Fashion Revolution Week: Who Made My Fabric?
It’s Fashion Revolution Week and we’re excited about this year’s campaign that encourages citizens all over the world to ask brands #WhoMadeMyFabric?
We wholly support the demand for transparency within the fashion & textiles industry in an effort to ensure better working conditions and fairer wages for all and to shine a light on the environmental impact of fabric production. We also acknowledge the unique position we have as a fashion fabrics retailer to take responsibility for our supply chain.
Our aim has always been to offer fabrics that are environmentally and socially responsible, and sustainable. With this goal in mind, we favour natural fibres, certified fabrics, and deadstock fabrics that might otherwise go to waste. Our hope is that our fabrics will allow home sewists to make clothes that they will love and that will last them a lifetime.
That being said, the fabric we sell passes through numerous hands before it arrives at our warehouse and gaining information about each step of the process can pose a major challenge.

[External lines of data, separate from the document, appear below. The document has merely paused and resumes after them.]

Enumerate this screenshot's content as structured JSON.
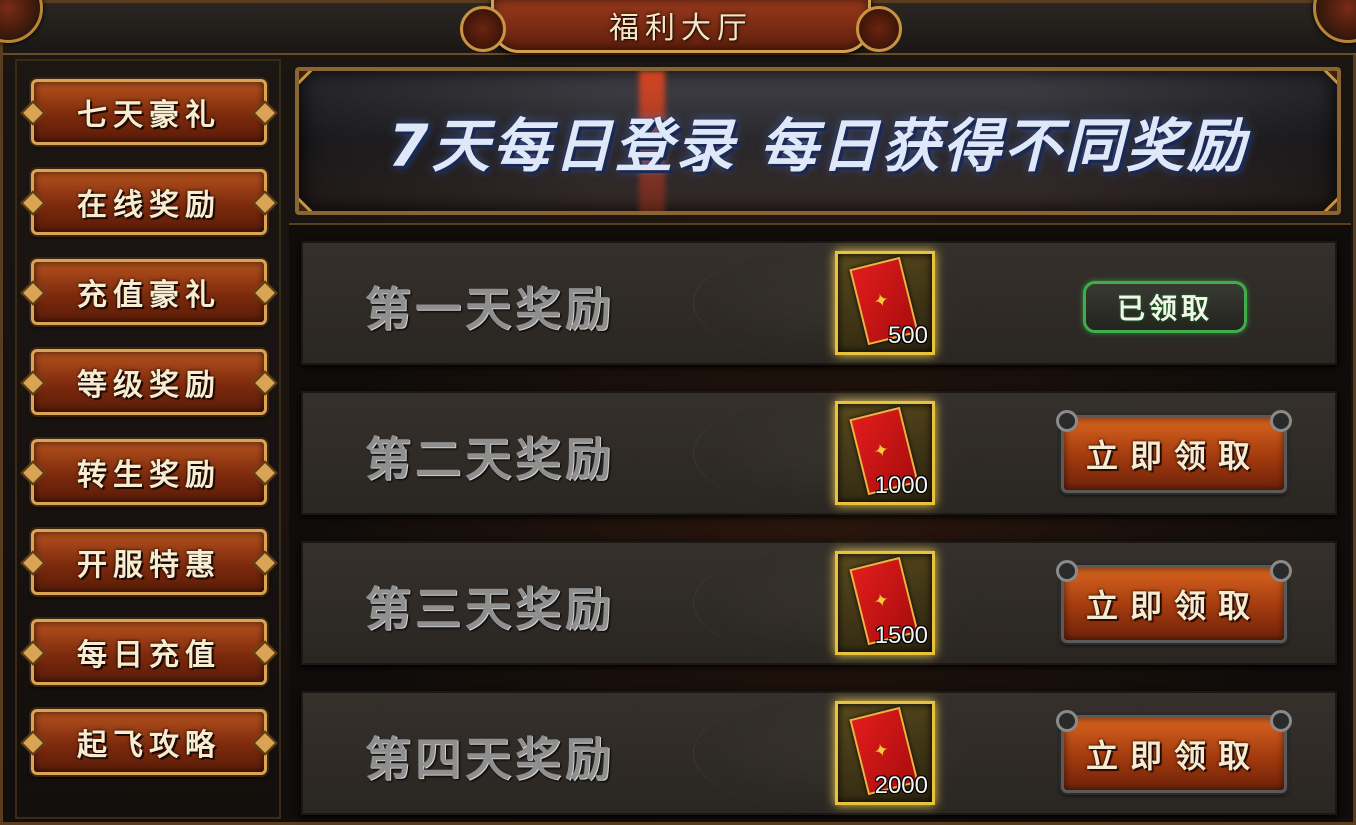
{
  "header": {
    "title": "福利大厅"
  },
  "sidebar": {
    "items": [
      {
        "label": "七天豪礼"
      },
      {
        "label": "在线奖励"
      },
      {
        "label": "充值豪礼"
      },
      {
        "label": "等级奖励"
      },
      {
        "label": "转生奖励"
      },
      {
        "label": "开服特惠"
      },
      {
        "label": "每日充值"
      },
      {
        "label": "起飞攻略"
      }
    ]
  },
  "banner": {
    "text": "7天每日登录  每日获得不同奖励"
  },
  "rewards": [
    {
      "label": "第一天奖励",
      "item_icon": "red-envelope-icon",
      "count": "500",
      "status": "已领取"
    },
    {
      "label": "第二天奖励",
      "item_icon": "red-envelope-icon",
      "count": "1000",
      "button": "立即领取"
    },
    {
      "label": "第三天奖励",
      "item_icon": "red-envelope-icon",
      "count": "1500",
      "button": "立即领取"
    },
    {
      "label": "第四天奖励",
      "item_icon": "red-envelope-icon",
      "count": "2000",
      "button": "立即领取"
    }
  ],
  "colors": {
    "accent_gold": "#d9a555",
    "claimed_green": "#3fae4a",
    "button_orange": "#d8641f"
  }
}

From raw materials to finished cloth, the supply chain of textile production is incredibly complex and encompasses a vast array of industries; where raw materials are grown and extracted, where fibers are sorted and processed, where yarns are spun, where fabrics are knit or woven and then dyed, printed, treated and laundered. Once the goods have passed through these steps, they are finally exported and sold to wholesalers or retailers (that’s us!).
As a fabric retailer, we are committed to using our purchasing power to ask for more accountability wherever possible and we seek to support and build relationships with suppliers who share our values.

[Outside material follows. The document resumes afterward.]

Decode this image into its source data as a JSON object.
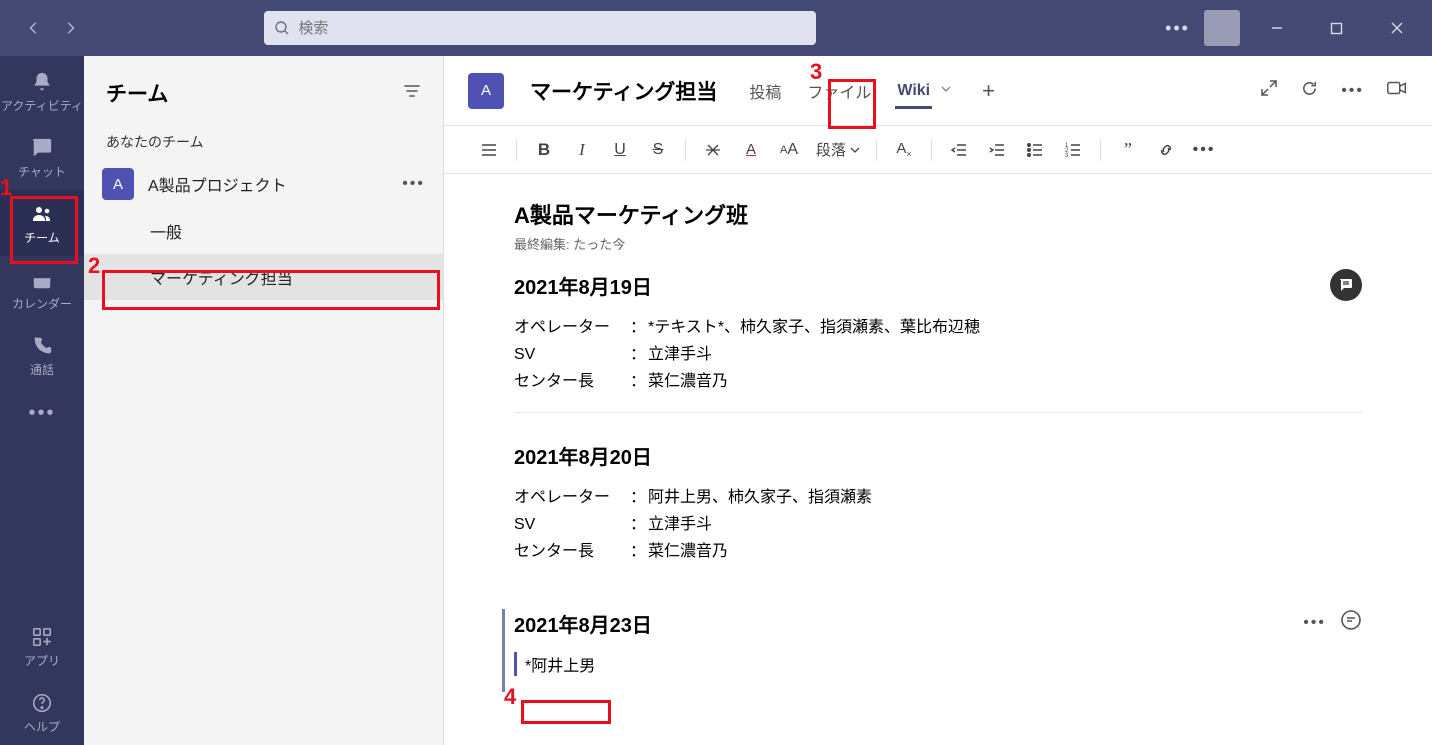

This process of working towards greater transparency is not perfect and it is an ongoing conversation that we are having with our suppliers. In some cases, we reach a point in the supply chain where our questions remain unanswered. In these instances, it can be challenging to find answers when the people we are asking are, themselves, further down on the supply chain, such as when our fabrics come to us through a wholesaler.
Recently, through our growth as a business, we have gained more opportunities to bypass these middlemen and work directly with manufacturers. When developing our own Blackbird Exclusive custom fabric range, for example, we are directly working with the mills and these close relationships have allowed us to ensure our social and environmental standards are met.
Our hope is that if we continue to ask these questions, they will lead to increased accountability throughout the entire supply chain and help to improve the lives of textile workers.
We encourage everyone to get involved in this movement. Ask your fabric stores and your favourite fashion brands: Who made my fabric? By working together we believe we can create real positive change.